_TASK DIRECTIONS_.
All lines in the data bearing the string "level" should be identified and copied.
BEGIN DATASET ENTRIES
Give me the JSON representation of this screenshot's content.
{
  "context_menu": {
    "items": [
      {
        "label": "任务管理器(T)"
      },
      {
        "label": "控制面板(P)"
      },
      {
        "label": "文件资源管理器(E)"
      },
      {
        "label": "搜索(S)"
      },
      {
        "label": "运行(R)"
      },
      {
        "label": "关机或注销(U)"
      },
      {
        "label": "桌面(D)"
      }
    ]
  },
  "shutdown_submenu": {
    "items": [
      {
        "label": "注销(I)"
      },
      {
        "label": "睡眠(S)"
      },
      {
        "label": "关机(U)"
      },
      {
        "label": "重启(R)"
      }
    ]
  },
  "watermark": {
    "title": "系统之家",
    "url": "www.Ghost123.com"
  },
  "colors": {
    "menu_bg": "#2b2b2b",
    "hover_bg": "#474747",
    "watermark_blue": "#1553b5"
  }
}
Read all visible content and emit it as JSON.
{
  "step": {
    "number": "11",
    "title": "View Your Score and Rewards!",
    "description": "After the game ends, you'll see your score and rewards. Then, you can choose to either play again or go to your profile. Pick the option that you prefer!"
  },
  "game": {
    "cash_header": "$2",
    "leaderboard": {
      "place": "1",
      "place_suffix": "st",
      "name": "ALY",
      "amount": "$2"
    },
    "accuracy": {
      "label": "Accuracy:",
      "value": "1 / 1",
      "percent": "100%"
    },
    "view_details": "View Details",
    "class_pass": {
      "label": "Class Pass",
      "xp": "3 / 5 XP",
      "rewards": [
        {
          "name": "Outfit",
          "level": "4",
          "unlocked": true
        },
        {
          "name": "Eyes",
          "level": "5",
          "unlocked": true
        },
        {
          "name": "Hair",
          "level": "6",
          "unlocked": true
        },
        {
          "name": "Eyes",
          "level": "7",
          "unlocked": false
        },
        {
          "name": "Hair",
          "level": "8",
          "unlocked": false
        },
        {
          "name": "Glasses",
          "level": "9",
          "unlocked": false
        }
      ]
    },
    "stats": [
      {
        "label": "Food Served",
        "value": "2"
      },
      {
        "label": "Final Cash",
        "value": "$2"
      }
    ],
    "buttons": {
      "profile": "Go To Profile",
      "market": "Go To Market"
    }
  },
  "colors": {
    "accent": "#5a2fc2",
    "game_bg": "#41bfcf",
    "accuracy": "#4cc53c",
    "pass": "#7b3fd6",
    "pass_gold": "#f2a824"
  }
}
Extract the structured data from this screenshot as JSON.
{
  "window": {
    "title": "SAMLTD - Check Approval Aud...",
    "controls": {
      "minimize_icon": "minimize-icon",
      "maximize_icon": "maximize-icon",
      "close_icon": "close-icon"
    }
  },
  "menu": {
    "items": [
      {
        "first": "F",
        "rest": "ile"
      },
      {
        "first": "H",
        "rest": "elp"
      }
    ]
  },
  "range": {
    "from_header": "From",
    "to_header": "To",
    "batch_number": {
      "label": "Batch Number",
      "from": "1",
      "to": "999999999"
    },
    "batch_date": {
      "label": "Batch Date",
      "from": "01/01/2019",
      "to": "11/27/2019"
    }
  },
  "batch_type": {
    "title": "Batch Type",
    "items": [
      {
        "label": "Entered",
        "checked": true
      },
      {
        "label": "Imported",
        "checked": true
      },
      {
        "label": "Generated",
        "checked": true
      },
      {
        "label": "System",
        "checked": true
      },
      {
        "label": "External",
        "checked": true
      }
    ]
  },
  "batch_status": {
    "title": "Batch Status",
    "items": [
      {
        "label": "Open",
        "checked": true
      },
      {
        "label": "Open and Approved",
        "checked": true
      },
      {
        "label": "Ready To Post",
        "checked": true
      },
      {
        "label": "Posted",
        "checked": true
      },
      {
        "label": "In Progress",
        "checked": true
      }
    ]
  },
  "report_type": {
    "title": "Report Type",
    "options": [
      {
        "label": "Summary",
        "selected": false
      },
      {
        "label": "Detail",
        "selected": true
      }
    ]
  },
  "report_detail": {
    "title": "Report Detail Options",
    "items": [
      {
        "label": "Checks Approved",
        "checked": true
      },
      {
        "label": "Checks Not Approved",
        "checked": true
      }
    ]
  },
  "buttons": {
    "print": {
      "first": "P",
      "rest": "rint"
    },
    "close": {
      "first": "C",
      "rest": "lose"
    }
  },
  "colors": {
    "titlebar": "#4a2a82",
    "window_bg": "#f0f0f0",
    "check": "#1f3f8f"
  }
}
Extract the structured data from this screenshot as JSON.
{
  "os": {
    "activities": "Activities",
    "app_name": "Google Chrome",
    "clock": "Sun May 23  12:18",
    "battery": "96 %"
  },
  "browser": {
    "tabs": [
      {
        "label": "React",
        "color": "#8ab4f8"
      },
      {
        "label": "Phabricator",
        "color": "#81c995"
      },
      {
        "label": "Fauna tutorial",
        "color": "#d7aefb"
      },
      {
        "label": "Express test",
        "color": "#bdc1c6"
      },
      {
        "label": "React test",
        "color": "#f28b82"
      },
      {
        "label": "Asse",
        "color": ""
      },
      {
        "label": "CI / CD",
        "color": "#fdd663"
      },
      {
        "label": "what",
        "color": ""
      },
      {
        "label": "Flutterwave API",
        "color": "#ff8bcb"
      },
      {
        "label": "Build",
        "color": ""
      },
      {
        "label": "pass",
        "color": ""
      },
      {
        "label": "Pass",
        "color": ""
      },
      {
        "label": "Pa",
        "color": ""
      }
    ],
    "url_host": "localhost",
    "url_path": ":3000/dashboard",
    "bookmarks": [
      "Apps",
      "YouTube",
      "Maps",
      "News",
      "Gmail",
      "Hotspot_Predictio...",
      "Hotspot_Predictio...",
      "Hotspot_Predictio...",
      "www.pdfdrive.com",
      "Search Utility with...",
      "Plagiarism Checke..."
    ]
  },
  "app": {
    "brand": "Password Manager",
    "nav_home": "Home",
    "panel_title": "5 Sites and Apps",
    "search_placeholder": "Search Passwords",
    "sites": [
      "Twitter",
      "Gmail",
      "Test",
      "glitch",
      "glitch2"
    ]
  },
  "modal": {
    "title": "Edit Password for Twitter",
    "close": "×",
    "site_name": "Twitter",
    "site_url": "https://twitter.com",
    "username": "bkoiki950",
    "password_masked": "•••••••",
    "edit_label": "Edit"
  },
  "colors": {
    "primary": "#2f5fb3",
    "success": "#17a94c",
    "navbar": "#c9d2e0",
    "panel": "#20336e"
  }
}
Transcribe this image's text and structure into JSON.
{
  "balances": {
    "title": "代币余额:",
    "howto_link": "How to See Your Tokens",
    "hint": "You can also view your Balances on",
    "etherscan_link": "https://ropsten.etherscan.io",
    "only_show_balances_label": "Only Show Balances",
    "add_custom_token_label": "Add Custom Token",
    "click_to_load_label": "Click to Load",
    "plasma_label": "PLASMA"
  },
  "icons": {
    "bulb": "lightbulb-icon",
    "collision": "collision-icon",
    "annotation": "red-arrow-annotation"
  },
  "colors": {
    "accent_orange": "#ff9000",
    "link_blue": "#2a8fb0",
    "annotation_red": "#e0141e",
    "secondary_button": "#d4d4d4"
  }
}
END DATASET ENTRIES
_SOLVED EXERCISE_.
          "level": "4",
          "level": "5",
          "level": "6",
          "level": "7",
          "level": "8",
          "level": "9",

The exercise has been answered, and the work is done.